The Flagship Restaurant Group, which locally operates Blue Sushi Sake Grill, Roja and Blatt Beer and Table, among others, closed its restaurants Monday.
Anthony Hitchcock, chief operating officer of the company, said he made the decision after visiting several Flagship properties in Omaha, where he heard concerns about coronavirus from customers and saw employees “working in fear” as they delivered food and cleared tables.
“I was walking around with a Clorox wipe in my hand and we’re asking employees to pick up plates,” he said. “If we truly say Flagship’s our family, I’m not going to put any co-workers in that position.”
Nicole Jesse, general manager and co-owner of La Casa Pizzaria near 45th and Leavenworth Streets, said the decision had already been made over the weekend to suspend dining operations as of Tuesday. Until further notice, the restaurant will be takeout only.
“We all have to be concerned about public safety, so if this is what we have to do to nip this in the bud, so be it,” she said. “It is crazy times.”
Of course, she’s also concerned about the impact on her hourly staff. She was heartened to hear some of the things officials are talking about doing to ease financial strain.
“I have people who are hourly, and this will impact them,” she said. “Hopefully, it won’t last long. I keep telling people to keep your chin up and we will get through this.”
Stothert said Omaha’s philanthropic community plans to create a fund to provide assistance to workers whose livelihoods have been jeopardized by coronavirus restrictions. People will struggle to pay their rent, mortgages and other bills, she noted.
For now, Stothert directed anyone who is able to give to donate to the Omaha Community Foundation.
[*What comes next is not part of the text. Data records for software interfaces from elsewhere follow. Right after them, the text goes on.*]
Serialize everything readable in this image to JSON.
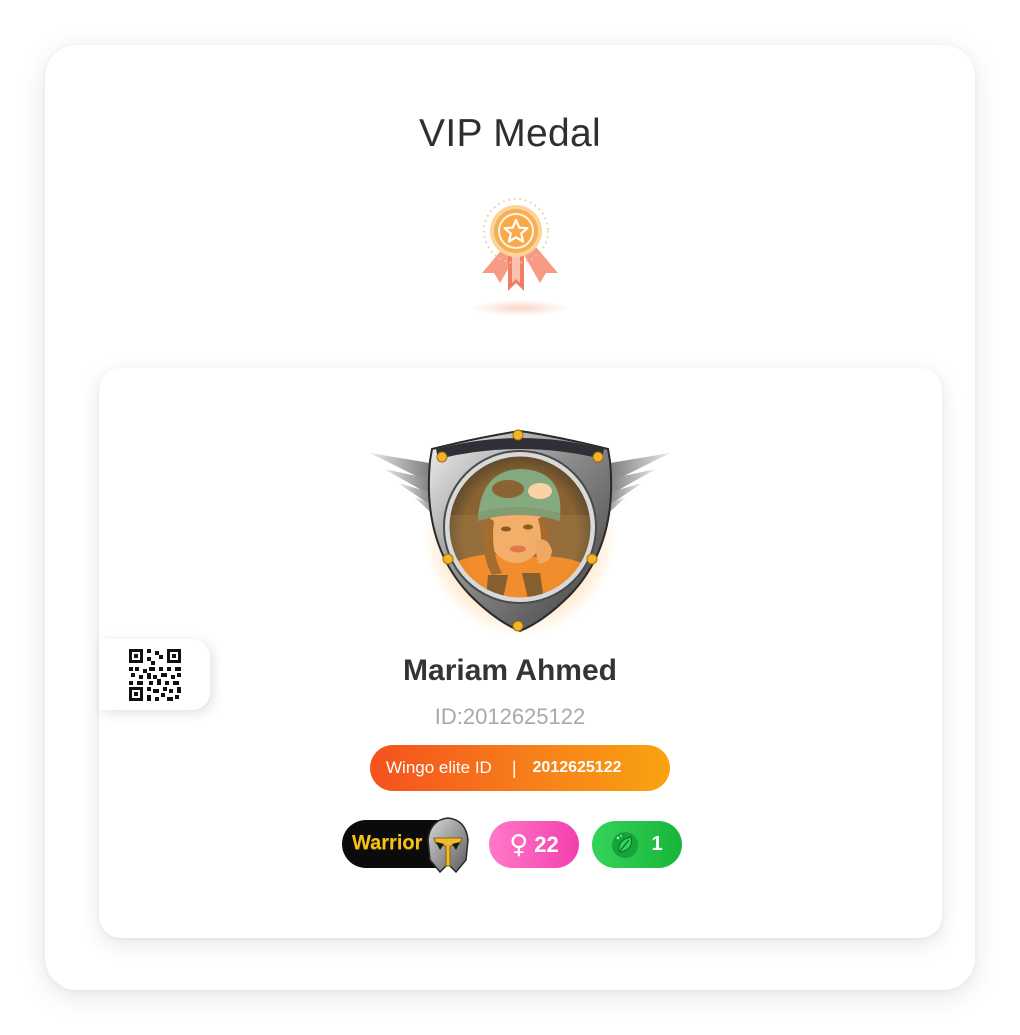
{
  "page": {
    "title": "VIP Medal"
  },
  "medal": {
    "icon": "vip-medal-icon",
    "colors": {
      "ring": "#f9b76b",
      "ribbon": "#f48a6e",
      "star": "#f4a64f"
    }
  },
  "profile": {
    "name": "Mariam Ahmed",
    "id_text": "ID:2012625122",
    "elite_label": "Wingo elite ID",
    "elite_separator": "|",
    "elite_id": "2012625122",
    "qr_icon": "qr-code-icon",
    "frame_icon": "winged-shield-frame"
  },
  "badges": {
    "rank_label": "Warrior",
    "gender_symbol": "♀",
    "age": "22",
    "level": "1"
  },
  "colors": {
    "elite_start": "#f4511e",
    "elite_end": "#f9a30f",
    "gender_pink": "#f43fae",
    "level_green": "#18b53b",
    "warrior_gold": "#f6c21a"
  }
}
A separate fund may be created later on.
“They really want to put their money where it’s needed the most,” Stothert said of the philanthropists.
The City of Omaha is expected to offer limited paid time off to any full- or part-time city employee who contracts COVID-19 or is otherwise unable to work because of coronavirus disruptions, Stothert said Monday, the same day Omaha closed its libraries and community centers.
The City Council was expected to vote on the measure at its Tuesday meeting.
“All of these interventions are to try to reduce the spread (of coronavirus),” Stothert said. “There’s a really old saying that says an ounce of prevention is worth a pound of cure — and that’s exactly what (we) are trying to do.”
World-Herald staff writer Betsie Freeman contributed to this report.